RoboCop Can Never Go Home Again
The most important scene in "RoboCop" happens about halfway through the film, where RoboCop visits his former home. Well, Murphy's former home. The house is now up for sale with a Max Headroom-like real estate salesman coming up on a screen in every room of the house as Robo walks around. But this journey is emotional, and the crux of the transformation from blank slate cyborg to Murphy, or what's left of the former cop.
Backing up these emotional transitions, which are often quite distressing to both Robo and the audience, is Basil Poledouris' score, which underlies the action with a sophisticated and appropriate blend of orchestral music (recorded with the Sinfonia of London) and synthesisers. Harsh electronic tones clash as Robo traverses the home, his circuits and synapses firing, and Poledouris introduces a strangle processed choral sound that acts as a barrier, or even prism, with Murphy's memories on the other side. As we see his son in his room with the "Can you do that dad?" excited hero worship, the orchestra takes over and weaves in Poledouris' ethereal and searching identity motif, and it's a painful feeling, feeling Murphy's soul lost inside that suit. As we pick up a memory Murphy experienced as a fragment as a near-death experience, we see his wife with those simple words, "I really have to tell you something... I love you." Like a bullet to the head, that final statement causes a reaction in his head beyond the physical, fusing both identities together, the separated now inseparable.
As he strides to the exit, visibly upset, his big action theme plays. Not with the anvil and the big brass ensemble as earlier in the film, but with anguished strings that end with a flourish as Murphy puts his fist through the real estate screen.
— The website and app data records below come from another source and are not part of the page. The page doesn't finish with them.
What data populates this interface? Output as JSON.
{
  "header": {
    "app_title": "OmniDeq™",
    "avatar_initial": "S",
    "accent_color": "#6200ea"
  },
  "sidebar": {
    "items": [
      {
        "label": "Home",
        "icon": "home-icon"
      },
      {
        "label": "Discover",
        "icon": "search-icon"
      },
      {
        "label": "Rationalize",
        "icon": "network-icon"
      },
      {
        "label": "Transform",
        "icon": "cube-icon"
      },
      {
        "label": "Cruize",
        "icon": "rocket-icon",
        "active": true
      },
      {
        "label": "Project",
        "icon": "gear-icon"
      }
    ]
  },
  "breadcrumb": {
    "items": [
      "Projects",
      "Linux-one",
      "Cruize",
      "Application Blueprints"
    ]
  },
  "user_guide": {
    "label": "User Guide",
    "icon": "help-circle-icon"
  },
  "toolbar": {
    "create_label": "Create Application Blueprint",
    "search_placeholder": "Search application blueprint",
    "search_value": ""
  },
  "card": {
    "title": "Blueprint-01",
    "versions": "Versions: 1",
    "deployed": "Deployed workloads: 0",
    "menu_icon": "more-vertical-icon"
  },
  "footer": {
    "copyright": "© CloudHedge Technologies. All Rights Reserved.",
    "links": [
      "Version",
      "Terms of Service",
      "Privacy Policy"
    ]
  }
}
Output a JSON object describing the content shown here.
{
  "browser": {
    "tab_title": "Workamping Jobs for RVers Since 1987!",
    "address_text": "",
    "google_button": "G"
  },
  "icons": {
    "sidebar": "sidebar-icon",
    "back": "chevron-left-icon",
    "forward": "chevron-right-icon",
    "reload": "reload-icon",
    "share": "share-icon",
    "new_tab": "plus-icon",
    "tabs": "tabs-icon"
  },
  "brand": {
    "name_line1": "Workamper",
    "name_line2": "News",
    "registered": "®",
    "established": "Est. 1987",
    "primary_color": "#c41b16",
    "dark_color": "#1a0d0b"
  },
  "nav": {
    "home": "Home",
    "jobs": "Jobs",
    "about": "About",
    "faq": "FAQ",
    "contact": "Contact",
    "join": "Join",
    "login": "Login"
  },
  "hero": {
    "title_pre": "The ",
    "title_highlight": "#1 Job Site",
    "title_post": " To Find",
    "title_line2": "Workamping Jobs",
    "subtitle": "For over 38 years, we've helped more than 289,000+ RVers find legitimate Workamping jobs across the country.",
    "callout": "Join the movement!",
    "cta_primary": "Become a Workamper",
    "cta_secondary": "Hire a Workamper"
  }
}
An upsetting transformation scene, at least compared to what genre expectations have prepared us for.